Another writer who seemed to bring real people to the stage at this year’s Fringe was Charlie Varon, with Feisty Old Jew. Varon actually performed in front of the stage, a glass of water and a music stand the only props or set. As he enacted 83-year-old Bernie’s encounter with three 20-something surfers with whom he’s hitchhiked a ride back to his retirement home, Varon became each character.
Sharing not only what is said aloud between the people in the car, but what is going on in Bernie’s head, Feisty Old Jew is very funny and it is obvious that this production, these stories, are, as Varon told the audience, “a love letter” to his parents and that generation of Jews. Varon also shared a couple of short stories about another retirement-home resident, Selma, and, when he was finished, it was as if we’d met her. Varon said he has completed eight of 12 stories that he plans to publish as a collection in the next couple of years – it’ll be a fantastic read.
At the other end of the age range was Trey Parker’s Cannibal: The Musical, presented by Awkward Stage Productions, which provides young actors and crew the opportunity to learn theatre by doing. Young, of course, doesn’t mean inexperienced and the cast (which included Henya Rosen) and crew of this Fringe show did an excellent job from start to finish – especially considering that there is no official script for Cannibal, which includes cartoons and animated backdrops, songs, dancing and dialogue. A lot goes on in this story, “loosely based” (to say the least) on that of Alferd Packer, “the first American to ever be convicted of cannibalism.” Not nearly as gross as it sounds, except for the short opening cartoon, this show was funny throughout and extremely well-executed.
Rounding out the entertaining Fringe fare enjoyed by the Independent this year was Naomi Steinberg’s Goosefeather, which was quirky, thought-provoking, innovative and mesmerizing.

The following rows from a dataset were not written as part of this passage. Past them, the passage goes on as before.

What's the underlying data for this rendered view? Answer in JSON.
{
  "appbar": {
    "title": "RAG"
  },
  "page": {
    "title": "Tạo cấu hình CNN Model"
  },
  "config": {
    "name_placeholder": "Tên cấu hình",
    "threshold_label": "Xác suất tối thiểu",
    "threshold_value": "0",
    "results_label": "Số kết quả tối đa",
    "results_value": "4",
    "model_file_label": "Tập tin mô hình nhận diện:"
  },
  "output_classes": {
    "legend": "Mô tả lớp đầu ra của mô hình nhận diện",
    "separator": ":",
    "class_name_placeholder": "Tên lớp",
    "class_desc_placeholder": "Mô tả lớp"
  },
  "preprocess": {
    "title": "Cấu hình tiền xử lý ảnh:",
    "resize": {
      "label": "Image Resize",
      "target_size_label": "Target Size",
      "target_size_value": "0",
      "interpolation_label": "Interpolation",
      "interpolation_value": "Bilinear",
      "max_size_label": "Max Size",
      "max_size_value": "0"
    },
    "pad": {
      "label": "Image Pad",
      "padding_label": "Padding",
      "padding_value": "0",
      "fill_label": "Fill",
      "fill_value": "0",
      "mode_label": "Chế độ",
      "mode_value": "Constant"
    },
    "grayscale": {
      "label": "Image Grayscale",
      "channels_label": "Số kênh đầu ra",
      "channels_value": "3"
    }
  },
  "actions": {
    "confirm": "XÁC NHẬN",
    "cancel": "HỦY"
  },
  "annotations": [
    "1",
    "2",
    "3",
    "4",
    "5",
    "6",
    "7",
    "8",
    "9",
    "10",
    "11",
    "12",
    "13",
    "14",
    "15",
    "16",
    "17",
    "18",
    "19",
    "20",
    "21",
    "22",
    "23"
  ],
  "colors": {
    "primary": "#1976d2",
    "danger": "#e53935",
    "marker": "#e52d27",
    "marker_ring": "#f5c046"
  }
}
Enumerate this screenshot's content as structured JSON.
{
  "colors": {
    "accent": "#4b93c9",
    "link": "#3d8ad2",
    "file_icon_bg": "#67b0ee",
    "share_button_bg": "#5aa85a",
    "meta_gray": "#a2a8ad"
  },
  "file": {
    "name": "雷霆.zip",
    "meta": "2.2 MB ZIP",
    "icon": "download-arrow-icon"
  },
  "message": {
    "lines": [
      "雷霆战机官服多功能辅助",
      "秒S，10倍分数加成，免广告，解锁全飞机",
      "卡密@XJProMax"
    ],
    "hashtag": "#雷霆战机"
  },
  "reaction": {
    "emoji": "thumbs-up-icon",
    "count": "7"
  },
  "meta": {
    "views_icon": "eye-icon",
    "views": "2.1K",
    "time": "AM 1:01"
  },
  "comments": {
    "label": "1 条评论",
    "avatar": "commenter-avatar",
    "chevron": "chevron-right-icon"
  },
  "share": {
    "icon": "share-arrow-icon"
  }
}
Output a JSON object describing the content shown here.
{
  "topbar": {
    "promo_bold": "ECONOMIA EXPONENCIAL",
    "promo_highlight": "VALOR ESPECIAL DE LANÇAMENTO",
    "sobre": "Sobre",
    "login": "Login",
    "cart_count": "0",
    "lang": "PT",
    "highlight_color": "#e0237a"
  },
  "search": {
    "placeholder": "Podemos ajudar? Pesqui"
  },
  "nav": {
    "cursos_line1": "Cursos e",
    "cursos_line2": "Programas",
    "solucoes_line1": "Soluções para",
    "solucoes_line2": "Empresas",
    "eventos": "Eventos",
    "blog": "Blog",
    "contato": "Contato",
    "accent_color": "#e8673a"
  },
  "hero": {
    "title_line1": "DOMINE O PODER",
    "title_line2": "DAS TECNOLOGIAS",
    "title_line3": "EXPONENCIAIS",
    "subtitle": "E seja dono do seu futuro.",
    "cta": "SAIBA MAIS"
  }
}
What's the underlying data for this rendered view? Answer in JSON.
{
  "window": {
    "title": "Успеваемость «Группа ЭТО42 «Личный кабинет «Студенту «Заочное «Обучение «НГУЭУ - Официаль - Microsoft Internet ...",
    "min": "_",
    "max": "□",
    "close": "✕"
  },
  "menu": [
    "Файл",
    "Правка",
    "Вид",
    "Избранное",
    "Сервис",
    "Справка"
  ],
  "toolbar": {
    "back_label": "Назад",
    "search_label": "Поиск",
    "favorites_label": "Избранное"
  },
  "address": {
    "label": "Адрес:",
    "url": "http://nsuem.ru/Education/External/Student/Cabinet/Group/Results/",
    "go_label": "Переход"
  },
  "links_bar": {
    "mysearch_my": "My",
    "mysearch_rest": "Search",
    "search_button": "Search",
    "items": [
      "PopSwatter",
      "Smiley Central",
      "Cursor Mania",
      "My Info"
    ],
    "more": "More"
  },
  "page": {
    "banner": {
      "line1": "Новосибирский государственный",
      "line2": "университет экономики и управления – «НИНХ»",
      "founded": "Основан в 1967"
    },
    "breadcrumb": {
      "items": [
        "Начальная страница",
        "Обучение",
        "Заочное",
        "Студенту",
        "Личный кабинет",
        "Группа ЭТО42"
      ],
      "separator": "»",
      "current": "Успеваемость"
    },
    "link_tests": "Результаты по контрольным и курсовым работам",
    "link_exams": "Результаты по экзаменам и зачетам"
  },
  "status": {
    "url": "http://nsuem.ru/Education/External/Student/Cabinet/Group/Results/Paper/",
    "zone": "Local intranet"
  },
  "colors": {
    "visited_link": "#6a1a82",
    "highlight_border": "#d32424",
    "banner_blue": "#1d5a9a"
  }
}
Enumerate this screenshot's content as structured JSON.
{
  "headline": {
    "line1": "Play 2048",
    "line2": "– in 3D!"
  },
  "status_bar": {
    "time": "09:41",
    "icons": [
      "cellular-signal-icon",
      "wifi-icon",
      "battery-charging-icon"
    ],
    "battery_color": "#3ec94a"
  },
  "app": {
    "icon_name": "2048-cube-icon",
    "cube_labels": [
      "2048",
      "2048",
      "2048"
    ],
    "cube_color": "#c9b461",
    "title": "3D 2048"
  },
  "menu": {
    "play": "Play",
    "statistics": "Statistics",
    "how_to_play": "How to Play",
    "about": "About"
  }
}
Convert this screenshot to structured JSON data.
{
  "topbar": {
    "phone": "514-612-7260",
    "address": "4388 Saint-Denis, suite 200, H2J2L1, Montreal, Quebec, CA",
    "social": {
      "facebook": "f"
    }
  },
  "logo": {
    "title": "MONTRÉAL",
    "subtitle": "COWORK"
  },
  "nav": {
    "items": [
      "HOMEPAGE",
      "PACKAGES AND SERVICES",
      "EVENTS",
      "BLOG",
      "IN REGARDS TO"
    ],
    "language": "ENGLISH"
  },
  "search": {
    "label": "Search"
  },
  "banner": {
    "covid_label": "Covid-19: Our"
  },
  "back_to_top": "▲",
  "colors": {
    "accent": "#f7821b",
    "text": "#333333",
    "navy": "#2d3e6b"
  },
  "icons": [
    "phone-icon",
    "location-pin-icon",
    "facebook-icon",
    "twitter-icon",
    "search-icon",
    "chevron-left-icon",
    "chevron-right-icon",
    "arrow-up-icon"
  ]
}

In 2011, Steinberg interviewed her grandfather at his Paris apartment. She asked him 100 questions – about his youth, his first job, how he helped her grandmother survive the war, why he finds measurement so fascinating, why she, Naomi, is so stubborn. “You were born like that,” he responds in what turns out to be characteristically brusque fashion.
But this isn’t straight narrative. An experienced storyteller, Steinberg intersperses what she knows and learns about her grandfather with observations about the concept of measurement, of time and space. What do we measure? Our waists, our burdens? What are our favorite measuring tools? A yardstick, the position of the sun? There is no such thing as an exact measurement, she notes – scientists always allow for a margin of error.
Steinberg adds goose honks and other sounds, ticks of time passing, packaging tape unrolling; she responds to questions and reactions from the audience; she hugs a plastic blow-up globe, hangs a pocket watch on the wall; she is dressed in a corset made from her grandfather’s ties. The presentation as a whole is much more than the sum of its parts.
Currently traveling the world, “crossing longitudes and latitudes, carrying [her] own prime meridian” and making a map, Steinberg told the Independent in an email that she is “working on shows in California, Australia, China, Japan, England, Switzerland, France, Israel and then returning through NYC and across Canada.” When Goosefeather lands again in Vancouver, take the time to see it.